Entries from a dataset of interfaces

<<<<

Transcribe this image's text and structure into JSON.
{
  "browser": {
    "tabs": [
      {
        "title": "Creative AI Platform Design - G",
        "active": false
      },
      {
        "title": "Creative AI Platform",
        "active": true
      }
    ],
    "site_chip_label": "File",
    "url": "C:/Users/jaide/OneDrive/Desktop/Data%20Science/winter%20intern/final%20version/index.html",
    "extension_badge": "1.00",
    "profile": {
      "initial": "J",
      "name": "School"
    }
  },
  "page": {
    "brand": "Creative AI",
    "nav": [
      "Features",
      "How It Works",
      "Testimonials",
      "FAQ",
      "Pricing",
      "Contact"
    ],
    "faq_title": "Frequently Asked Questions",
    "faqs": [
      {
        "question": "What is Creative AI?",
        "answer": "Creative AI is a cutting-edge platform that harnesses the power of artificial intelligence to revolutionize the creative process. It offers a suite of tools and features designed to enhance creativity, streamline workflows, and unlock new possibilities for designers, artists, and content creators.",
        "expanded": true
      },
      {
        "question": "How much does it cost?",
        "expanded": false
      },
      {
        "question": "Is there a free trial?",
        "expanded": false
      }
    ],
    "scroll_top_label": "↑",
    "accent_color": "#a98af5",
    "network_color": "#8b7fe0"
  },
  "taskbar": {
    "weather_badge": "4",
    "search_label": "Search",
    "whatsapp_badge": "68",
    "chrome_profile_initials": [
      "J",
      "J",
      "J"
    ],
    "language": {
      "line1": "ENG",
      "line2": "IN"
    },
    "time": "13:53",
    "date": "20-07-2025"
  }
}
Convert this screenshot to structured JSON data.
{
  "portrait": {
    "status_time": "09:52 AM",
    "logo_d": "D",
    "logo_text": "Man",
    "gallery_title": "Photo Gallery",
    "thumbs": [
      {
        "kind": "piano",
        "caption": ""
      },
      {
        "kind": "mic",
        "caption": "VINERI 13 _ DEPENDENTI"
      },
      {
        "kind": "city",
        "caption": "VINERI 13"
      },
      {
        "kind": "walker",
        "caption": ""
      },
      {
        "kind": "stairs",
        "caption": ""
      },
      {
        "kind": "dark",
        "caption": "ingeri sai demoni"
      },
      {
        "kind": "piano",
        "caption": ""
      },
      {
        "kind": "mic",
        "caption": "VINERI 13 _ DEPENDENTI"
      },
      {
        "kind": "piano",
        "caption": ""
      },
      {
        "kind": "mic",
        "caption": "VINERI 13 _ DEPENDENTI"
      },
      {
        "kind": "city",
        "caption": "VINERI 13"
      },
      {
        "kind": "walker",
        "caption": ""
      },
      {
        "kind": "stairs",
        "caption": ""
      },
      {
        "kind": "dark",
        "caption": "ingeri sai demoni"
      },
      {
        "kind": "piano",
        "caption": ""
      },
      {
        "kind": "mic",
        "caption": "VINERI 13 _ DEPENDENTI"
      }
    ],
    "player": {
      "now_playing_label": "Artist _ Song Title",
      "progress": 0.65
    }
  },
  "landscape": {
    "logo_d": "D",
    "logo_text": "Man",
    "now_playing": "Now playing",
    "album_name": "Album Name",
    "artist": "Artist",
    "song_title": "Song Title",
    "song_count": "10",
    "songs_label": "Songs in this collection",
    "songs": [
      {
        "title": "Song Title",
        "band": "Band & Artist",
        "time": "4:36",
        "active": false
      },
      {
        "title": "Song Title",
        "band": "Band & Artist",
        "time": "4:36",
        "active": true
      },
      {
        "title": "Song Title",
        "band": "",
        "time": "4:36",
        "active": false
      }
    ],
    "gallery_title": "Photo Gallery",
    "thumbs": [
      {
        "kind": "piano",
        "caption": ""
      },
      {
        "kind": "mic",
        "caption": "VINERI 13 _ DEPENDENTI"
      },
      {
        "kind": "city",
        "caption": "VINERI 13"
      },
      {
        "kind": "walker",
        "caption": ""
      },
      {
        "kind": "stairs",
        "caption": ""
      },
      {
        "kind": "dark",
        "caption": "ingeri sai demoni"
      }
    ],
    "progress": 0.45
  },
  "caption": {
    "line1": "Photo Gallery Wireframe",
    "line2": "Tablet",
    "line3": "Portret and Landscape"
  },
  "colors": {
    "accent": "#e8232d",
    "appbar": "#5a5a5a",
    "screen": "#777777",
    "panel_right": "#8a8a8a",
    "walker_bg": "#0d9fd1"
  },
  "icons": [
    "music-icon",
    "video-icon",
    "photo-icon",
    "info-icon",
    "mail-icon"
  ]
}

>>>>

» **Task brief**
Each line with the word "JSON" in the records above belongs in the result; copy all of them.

» **Reply**
Transcribe this image's text and structure into JSON.
Convert this screenshot to structured JSON data.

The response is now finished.